> _Data_:
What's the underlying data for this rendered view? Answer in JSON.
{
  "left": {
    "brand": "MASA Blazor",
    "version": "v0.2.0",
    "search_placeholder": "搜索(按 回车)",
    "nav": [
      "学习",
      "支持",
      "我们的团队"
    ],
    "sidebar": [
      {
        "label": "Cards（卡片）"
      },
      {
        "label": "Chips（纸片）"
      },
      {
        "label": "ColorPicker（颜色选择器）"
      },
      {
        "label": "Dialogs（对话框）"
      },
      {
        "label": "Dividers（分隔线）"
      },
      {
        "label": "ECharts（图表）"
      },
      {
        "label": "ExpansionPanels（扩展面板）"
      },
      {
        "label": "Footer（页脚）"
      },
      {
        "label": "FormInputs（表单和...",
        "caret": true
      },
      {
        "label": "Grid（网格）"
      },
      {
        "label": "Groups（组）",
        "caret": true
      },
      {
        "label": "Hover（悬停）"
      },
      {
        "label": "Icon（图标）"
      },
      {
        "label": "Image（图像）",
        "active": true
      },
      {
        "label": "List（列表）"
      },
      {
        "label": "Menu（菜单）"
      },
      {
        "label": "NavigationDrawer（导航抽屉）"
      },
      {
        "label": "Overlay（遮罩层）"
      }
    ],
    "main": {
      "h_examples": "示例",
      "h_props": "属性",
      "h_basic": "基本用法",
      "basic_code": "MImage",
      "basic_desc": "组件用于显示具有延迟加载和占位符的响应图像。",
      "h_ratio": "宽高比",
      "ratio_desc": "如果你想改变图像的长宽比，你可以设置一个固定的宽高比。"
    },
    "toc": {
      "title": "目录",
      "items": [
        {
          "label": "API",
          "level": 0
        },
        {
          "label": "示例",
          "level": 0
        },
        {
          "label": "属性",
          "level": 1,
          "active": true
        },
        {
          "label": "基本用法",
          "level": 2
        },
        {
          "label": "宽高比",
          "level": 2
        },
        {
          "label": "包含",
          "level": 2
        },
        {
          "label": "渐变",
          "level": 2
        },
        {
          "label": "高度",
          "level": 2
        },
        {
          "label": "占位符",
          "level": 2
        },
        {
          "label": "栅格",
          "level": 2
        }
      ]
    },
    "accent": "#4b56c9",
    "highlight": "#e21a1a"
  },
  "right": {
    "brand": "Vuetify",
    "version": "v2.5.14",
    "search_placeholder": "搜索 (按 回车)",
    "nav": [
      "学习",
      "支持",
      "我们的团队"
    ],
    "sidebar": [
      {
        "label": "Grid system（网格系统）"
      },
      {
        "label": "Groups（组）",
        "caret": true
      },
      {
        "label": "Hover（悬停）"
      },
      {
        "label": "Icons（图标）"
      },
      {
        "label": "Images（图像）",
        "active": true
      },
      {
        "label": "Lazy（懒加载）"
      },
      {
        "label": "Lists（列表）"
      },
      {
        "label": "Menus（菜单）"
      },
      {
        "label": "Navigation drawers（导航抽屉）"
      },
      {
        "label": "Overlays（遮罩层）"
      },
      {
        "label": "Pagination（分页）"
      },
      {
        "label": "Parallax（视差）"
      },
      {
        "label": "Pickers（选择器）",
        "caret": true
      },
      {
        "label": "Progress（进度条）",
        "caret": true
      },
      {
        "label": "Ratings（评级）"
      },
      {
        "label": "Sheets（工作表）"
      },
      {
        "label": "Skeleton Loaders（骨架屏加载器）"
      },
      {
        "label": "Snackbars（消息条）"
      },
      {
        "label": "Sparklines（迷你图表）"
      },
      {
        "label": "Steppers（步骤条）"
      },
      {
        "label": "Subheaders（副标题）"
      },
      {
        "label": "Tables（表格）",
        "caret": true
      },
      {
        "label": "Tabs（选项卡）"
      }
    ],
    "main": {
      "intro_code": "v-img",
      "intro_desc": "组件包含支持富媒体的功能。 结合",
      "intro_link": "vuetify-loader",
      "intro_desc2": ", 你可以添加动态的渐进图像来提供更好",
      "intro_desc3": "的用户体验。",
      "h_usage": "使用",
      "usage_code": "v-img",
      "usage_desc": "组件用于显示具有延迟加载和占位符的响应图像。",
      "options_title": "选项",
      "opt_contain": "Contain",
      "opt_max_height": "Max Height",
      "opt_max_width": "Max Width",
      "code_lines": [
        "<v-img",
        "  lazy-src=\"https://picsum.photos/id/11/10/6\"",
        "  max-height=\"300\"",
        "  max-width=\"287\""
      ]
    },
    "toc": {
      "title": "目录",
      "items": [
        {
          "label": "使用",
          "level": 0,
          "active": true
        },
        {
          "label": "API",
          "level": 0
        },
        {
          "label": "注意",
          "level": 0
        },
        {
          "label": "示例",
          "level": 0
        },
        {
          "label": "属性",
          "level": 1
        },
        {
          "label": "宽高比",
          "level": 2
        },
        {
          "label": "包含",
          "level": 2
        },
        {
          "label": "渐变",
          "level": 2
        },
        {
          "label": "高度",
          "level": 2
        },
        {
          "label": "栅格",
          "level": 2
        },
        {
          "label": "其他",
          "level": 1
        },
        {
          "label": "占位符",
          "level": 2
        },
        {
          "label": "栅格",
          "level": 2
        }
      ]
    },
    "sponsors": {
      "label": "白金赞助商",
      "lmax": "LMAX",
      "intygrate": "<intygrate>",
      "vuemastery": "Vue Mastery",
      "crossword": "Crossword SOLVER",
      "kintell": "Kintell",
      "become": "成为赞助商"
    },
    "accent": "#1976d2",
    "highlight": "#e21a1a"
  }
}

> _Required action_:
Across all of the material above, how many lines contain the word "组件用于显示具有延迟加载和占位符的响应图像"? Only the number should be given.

> _Solution for this problem_:
2